*** PROVIDED MATERIAL Section Begins ***
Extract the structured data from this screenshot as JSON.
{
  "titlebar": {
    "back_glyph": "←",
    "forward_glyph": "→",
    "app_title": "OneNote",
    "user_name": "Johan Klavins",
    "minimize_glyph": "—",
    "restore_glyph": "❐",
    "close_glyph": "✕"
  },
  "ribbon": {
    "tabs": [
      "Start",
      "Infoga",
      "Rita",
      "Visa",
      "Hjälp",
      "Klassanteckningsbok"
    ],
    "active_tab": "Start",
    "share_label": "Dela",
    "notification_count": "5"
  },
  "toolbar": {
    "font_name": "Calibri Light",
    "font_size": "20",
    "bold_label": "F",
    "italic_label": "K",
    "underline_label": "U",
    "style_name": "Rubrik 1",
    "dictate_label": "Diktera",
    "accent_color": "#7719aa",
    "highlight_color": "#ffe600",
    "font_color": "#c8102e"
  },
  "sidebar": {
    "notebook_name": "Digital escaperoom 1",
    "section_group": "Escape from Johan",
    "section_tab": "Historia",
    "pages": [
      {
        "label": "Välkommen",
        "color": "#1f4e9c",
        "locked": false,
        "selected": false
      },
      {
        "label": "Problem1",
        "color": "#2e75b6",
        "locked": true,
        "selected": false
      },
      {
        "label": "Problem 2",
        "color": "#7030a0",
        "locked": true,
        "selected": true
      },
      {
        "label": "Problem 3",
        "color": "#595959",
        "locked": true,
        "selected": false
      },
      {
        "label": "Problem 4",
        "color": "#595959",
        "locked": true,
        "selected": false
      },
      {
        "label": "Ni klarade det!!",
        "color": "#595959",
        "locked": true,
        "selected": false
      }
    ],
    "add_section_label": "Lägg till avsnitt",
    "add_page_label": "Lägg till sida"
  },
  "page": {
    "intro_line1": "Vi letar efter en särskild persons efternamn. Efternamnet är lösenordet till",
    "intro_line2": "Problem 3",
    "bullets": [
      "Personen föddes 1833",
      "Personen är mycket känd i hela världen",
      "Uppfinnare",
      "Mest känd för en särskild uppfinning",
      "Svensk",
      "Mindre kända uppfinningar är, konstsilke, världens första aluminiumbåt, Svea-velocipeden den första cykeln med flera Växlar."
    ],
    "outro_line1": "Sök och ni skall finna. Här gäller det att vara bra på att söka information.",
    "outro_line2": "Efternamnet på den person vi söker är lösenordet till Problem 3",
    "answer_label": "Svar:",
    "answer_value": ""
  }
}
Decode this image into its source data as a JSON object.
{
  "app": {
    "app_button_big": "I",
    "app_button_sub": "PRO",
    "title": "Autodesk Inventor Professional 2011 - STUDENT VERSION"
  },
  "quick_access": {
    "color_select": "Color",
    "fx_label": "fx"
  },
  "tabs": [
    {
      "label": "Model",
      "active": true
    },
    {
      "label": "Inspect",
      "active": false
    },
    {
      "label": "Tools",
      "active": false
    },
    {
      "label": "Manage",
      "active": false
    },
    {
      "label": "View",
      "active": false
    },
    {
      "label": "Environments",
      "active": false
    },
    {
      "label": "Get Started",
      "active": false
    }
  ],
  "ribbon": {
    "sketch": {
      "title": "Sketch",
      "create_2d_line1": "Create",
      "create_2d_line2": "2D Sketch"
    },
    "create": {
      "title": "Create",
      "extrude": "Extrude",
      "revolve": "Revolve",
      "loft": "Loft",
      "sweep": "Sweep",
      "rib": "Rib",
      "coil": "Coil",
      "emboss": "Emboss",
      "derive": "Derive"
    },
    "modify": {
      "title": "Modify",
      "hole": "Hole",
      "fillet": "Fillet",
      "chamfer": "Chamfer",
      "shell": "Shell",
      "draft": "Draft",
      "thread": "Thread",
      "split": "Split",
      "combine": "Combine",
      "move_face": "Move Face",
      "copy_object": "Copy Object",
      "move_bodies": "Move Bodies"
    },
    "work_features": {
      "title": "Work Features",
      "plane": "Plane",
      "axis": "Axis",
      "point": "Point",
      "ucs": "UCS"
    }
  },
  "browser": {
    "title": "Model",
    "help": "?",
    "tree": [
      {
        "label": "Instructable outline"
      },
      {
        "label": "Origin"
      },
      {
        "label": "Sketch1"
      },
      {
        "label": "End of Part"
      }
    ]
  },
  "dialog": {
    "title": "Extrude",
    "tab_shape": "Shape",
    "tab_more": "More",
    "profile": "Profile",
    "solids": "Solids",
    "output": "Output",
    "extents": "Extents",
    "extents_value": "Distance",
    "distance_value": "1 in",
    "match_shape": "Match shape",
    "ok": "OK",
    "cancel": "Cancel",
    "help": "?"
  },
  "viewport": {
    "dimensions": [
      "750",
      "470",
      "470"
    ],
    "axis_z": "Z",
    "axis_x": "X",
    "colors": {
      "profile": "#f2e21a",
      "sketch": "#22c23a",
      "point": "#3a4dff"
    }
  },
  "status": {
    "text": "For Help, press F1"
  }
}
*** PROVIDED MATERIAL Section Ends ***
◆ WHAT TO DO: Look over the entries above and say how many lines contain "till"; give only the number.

◆ ANSWER TO THE PROBLEM: 4